IG Group performed well during the six months to 30 November, following a “very subdued first quarter”.
Pre-tax profits were up 2.8 per cent at £101.4m, while net revenue rose by eight per cent to £197.4m.
Why it's interesting
Last week, the financial spread betting firm suffered badly at the hands of the Swiss franc shock – when the Swiss National Bank (SNB) revealed its plan to remove the currency cap, shares dropped by a large degree and wiped £30m off the company's value.
Share price fell as much as 6.7 per cent to £6.94 in late-afternoon trade. The company said clients' "positions were closed at a more beneficial level than the company was able to close its entire corresponding hedge due to the market dislocation."
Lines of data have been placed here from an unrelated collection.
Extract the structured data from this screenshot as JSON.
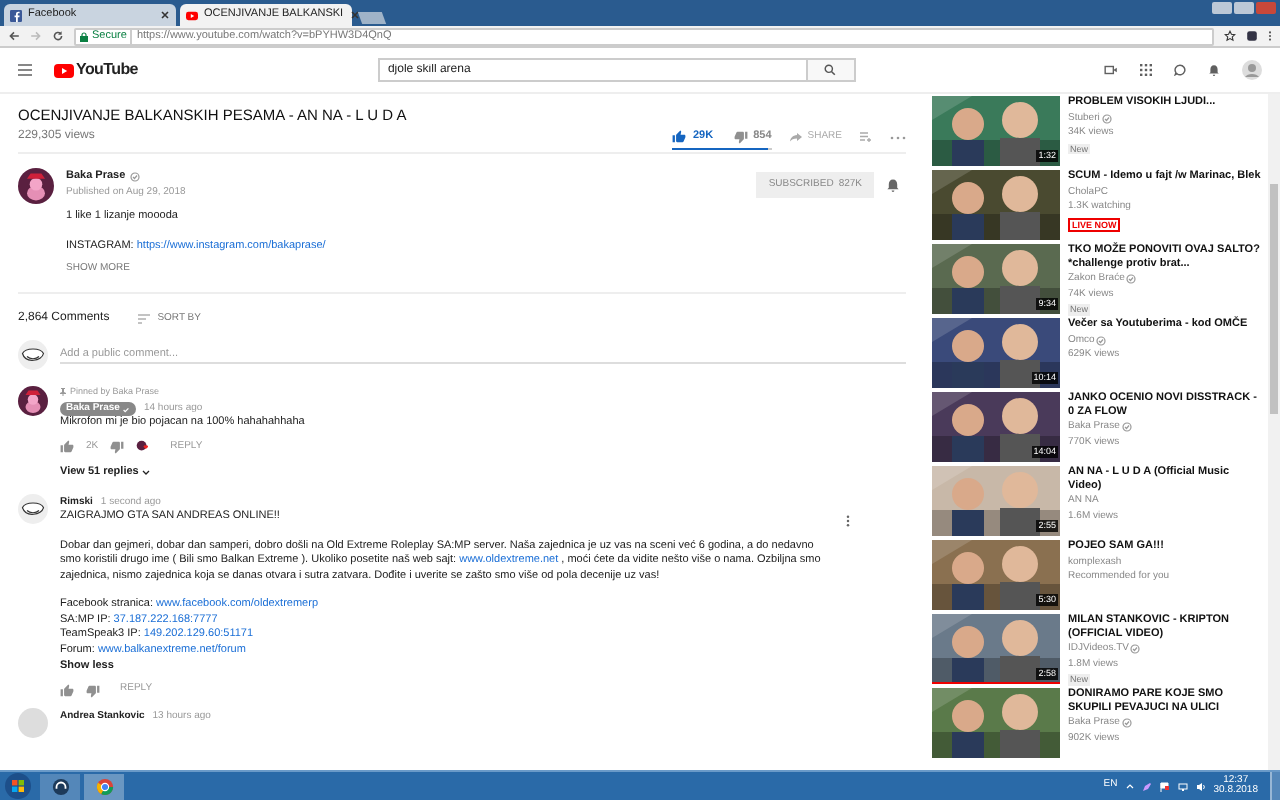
{
  "browser": {
    "tabs": [
      {
        "label": "Facebook",
        "selected": false
      },
      {
        "label": "OCENJIVANJE BALKANSKI",
        "selected": true
      }
    ],
    "secure_label": "Secure",
    "url": "https://www.youtube.com/watch?v=bPYHW3D4QnQ"
  },
  "header": {
    "logo": "YouTube",
    "search": {
      "value": "djole skill arena"
    }
  },
  "video": {
    "title": "OCENJIVANJE BALKANSKIH PESAMA - AN NA - L U D A",
    "views": "229,305 views",
    "likes": {
      "count": "29K",
      "selected": true
    },
    "dislikes": {
      "count": "854",
      "selected": false
    },
    "share": "SHARE",
    "sentiment": {
      "level": 0.97
    },
    "channel": {
      "name": "Baka Prase",
      "verified": true,
      "published": "Published on Aug 29, 2018",
      "subscribe": "SUBSCRIBED",
      "subscribers": "827K"
    },
    "description": [
      "1 like 1 lizanje moooda"
    ],
    "instagram": {
      "label": "INSTAGRAM:",
      "link": "https://www.instagram.com/bakaprase/"
    },
    "show_more": "SHOW MORE"
  },
  "comments": {
    "count": "2,864 Comments",
    "sort": "SORT BY",
    "placeholder": "Add a public comment...",
    "items": [
      {
        "pinned": "Pinned by Baka Prase",
        "author": "Baka Prase",
        "author_is_creator": true,
        "time": "14 hours ago",
        "lines": [
          {
            "parts": [
              {
                "text": "Mikrofon mi je bio pojacan na 100% hahahahhaha"
              }
            ]
          }
        ],
        "likes": "2K",
        "hearted": true,
        "reply": "REPLY",
        "replies": "View 51 replies"
      },
      {
        "author": "Rimski",
        "author_is_creator": false,
        "time": "1 second ago",
        "lines": [
          {
            "parts": [
              {
                "text": "ZAIGRAJMO GTA SAN ANDREAS ONLINE!!"
              }
            ],
            "gap": true
          },
          {
            "parts": [
              {
                "text": "Dobar dan gejmeri, dobar dan samperi, dobro došli na Old Extreme Roleplay SA:MP server. Naša zajednica je uz vas na sceni već 6 godina, a do nedavno smo koristili drugo ime ( Bili smo Balkan Extreme ). Ukoliko posetite naš web sajt: "
              },
              {
                "link": "www.oldextreme.net"
              },
              {
                "text": " , moći ćete da vidite nešto više o nama. Ozbiljna smo zajednica, nismo zajednica koja se danas otvara i sutra zatvara. Dođite i uverite se zašto smo više od pola decenije uz vas!"
              }
            ],
            "gap": true
          },
          {
            "parts": [
              {
                "text": "Facebook stranica: "
              },
              {
                "link": "www.facebook.com/oldextremerp"
              }
            ]
          },
          {
            "parts": [
              {
                "text": "SA:MP IP: "
              },
              {
                "link": "37.187.222.168:7777"
              }
            ]
          },
          {
            "parts": [
              {
                "text": "TeamSpeak3 IP: "
              },
              {
                "link": "149.202.129.60:51171"
              }
            ]
          },
          {
            "parts": [
              {
                "text": "Forum: "
              },
              {
                "link": "www.balkanextreme.net/forum"
              }
            ]
          }
        ],
        "show_less": "Show less",
        "hearted": false,
        "reply": "REPLY"
      },
      {
        "author": "Andrea Stankovic",
        "author_is_creator": false,
        "time": "13 hours ago"
      }
    ]
  },
  "sidebar": [
    {
      "title": "PROBLEM VISOKIH LJUDI...",
      "channel": "Stuberi",
      "verified": true,
      "meta": "34K views",
      "badge": {
        "kind": "new",
        "text": "New"
      },
      "duration": "1:32"
    },
    {
      "title": "SCUM - Idemo u fajt /w Marinac, Blek",
      "channel": "CholaPC",
      "verified": false,
      "meta": "1.3K watching",
      "badge": {
        "kind": "live",
        "text": "LIVE NOW"
      }
    },
    {
      "title": "TKO MOŽE PONOVITI OVAJ SALTO? *challenge protiv brat...",
      "channel": "Zakon Braće",
      "verified": true,
      "meta": "74K views",
      "badge": {
        "kind": "new",
        "text": "New"
      },
      "duration": "9:34"
    },
    {
      "title": "Večer sa Youtuberima - kod OMČE",
      "channel": "Omco",
      "verified": true,
      "meta": "629K views",
      "duration": "10:14"
    },
    {
      "title": "JANKO OCENIO NOVI DISSTRACK - 0 ZA FLOW",
      "channel": "Baka Prase",
      "verified": true,
      "meta": "770K views",
      "duration": "14:04"
    },
    {
      "title": "AN NA - L U D A (Official Music Video)",
      "channel": "AN NA",
      "verified": false,
      "meta": "1.6M views",
      "duration": "2:55"
    },
    {
      "title": "POJEO SAM GA!!!",
      "channel": "komplexash",
      "verified": false,
      "meta": "Recommended for you",
      "duration": "5:30"
    },
    {
      "title": "MILAN STANKOVIC - KRIPTON (OFFICIAL VIDEO)",
      "channel": "IDJVideos.TV",
      "verified": true,
      "meta": "1.8M views",
      "badge": {
        "kind": "new",
        "text": "New"
      },
      "duration": "2:58",
      "watched": {
        "level": 1
      }
    },
    {
      "title": "DONIRAMO PARE KOJE SMO SKUPILI PEVAJUCI NA ULICI",
      "channel": "Baka Prase",
      "verified": true,
      "meta": "902K views"
    }
  ],
  "taskbar": {
    "language": "EN",
    "time": "12:37",
    "date": "30.8.2018"
  }
}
Analysts at Numis said the loss was down to bad debt losses from clients but also "good will losses" where IG voluntarily closed customer positions "where liquidity for closure was not there and IG eventually closed at a worse price."
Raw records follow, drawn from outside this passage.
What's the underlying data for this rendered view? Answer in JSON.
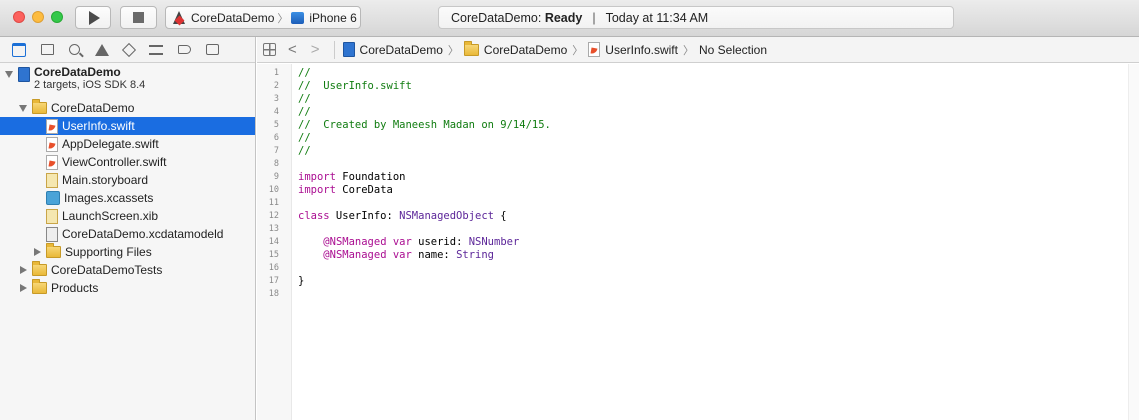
{
  "toolbar": {
    "scheme_name": "CoreDataDemo",
    "device_name": "iPhone 6",
    "status_project": "CoreDataDemo:",
    "status_state": "Ready",
    "status_divider": "|",
    "status_time": "Today at 11:34 AM"
  },
  "navigator": {
    "tabs": [
      "folder-icon",
      "hierarchy-icon",
      "search-icon",
      "warning-icon",
      "test-icon",
      "debug-icon",
      "breakpoint-icon",
      "log-icon"
    ],
    "project": {
      "name": "CoreDataDemo",
      "subtitle": "2 targets, iOS SDK 8.4"
    },
    "items": [
      {
        "label": "CoreDataDemo",
        "kind": "folder",
        "level": 1,
        "disclosure": "open"
      },
      {
        "label": "UserInfo.swift",
        "kind": "swift",
        "level": 2,
        "selected": true
      },
      {
        "label": "AppDelegate.swift",
        "kind": "swift",
        "level": 2
      },
      {
        "label": "ViewController.swift",
        "kind": "swift",
        "level": 2
      },
      {
        "label": "Main.storyboard",
        "kind": "storyboard",
        "level": 2
      },
      {
        "label": "Images.xcassets",
        "kind": "assets",
        "level": 2
      },
      {
        "label": "LaunchScreen.xib",
        "kind": "xib",
        "level": 2
      },
      {
        "label": "CoreDataDemo.xcdatamodeld",
        "kind": "xcdatamodeld",
        "level": 2
      },
      {
        "label": "Supporting Files",
        "kind": "folder",
        "level": 2,
        "disclosure": "closed"
      },
      {
        "label": "CoreDataDemoTests",
        "kind": "folder",
        "level": 1,
        "disclosure": "closed"
      },
      {
        "label": "Products",
        "kind": "folder",
        "level": 1,
        "disclosure": "closed"
      }
    ]
  },
  "jump_bar": {
    "crumbs": [
      "CoreDataDemo",
      "CoreDataDemo",
      "UserInfo.swift",
      "No Selection"
    ]
  },
  "editor": {
    "line_numbers": [
      "1",
      "2",
      "3",
      "4",
      "5",
      "6",
      "7",
      "8",
      "9",
      "10",
      "11",
      "12",
      "13",
      "14",
      "15",
      "16",
      "17",
      "18"
    ],
    "lines": [
      [
        {
          "t": "//",
          "c": "comment"
        }
      ],
      [
        {
          "t": "//  UserInfo.swift",
          "c": "comment"
        }
      ],
      [
        {
          "t": "//",
          "c": "comment"
        }
      ],
      [
        {
          "t": "//",
          "c": "comment"
        }
      ],
      [
        {
          "t": "//  Created by Maneesh Madan on 9/14/15.",
          "c": "comment"
        }
      ],
      [
        {
          "t": "//",
          "c": "comment"
        }
      ],
      [
        {
          "t": "//",
          "c": "comment"
        }
      ],
      [],
      [
        {
          "t": "import",
          "c": "kw"
        },
        {
          "t": " Foundation",
          "c": "plain"
        }
      ],
      [
        {
          "t": "import",
          "c": "kw"
        },
        {
          "t": " CoreData",
          "c": "plain"
        }
      ],
      [],
      [
        {
          "t": "class",
          "c": "kw"
        },
        {
          "t": " UserInfo: ",
          "c": "plain"
        },
        {
          "t": "NSManagedObject",
          "c": "type"
        },
        {
          "t": " {",
          "c": "plain"
        }
      ],
      [],
      [
        {
          "t": "    ",
          "c": "plain"
        },
        {
          "t": "@NSManaged",
          "c": "kw"
        },
        {
          "t": " ",
          "c": "plain"
        },
        {
          "t": "var",
          "c": "kw"
        },
        {
          "t": " userid: ",
          "c": "plain"
        },
        {
          "t": "NSNumber",
          "c": "type"
        }
      ],
      [
        {
          "t": "    ",
          "c": "plain"
        },
        {
          "t": "@NSManaged",
          "c": "kw"
        },
        {
          "t": " ",
          "c": "plain"
        },
        {
          "t": "var",
          "c": "kw"
        },
        {
          "t": " name: ",
          "c": "plain"
        },
        {
          "t": "String",
          "c": "type"
        }
      ],
      [],
      [
        {
          "t": "}",
          "c": "plain"
        }
      ],
      []
    ]
  },
  "colors": {
    "selection": "#1a6de1",
    "comment": "#107c10",
    "keyword": "#aa0d91",
    "type": "#5c2699"
  }
}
The latest results show how the share price plummet did not reflect a general downward trend for the company – it had been performing well up to that point.
Share price had been increasing steadily up to Thursday last week, indicating the company could start to recover quickly. There are alrady signs that shares are starting to pick up again.
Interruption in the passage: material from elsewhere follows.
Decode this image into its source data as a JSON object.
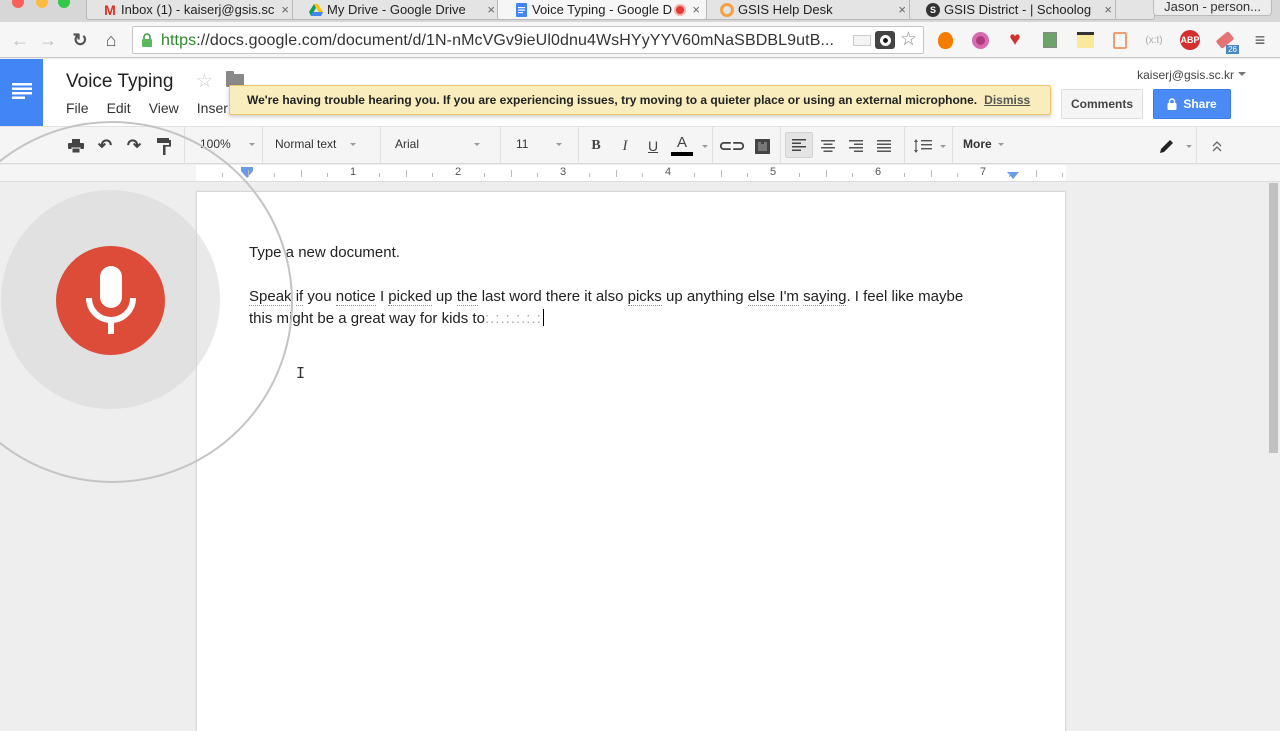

What IG Group said
Chief executive Tim Howkins emphasised the importance of the company's international expansion plans:
IG delivered another very strong set of results, with record revenue in the half year after a subdued first quarter. We also made good progress with our ongoing investment in strategic initiatives designed to drive future growth, including the launch of stockbroking in the UK and the opening of a new office in Switzerland.I believe that the initiatives we are embarked upon provide clear evidence that, after 40 years, our ambition to drive forward and develop the business is as strong as it has ever been.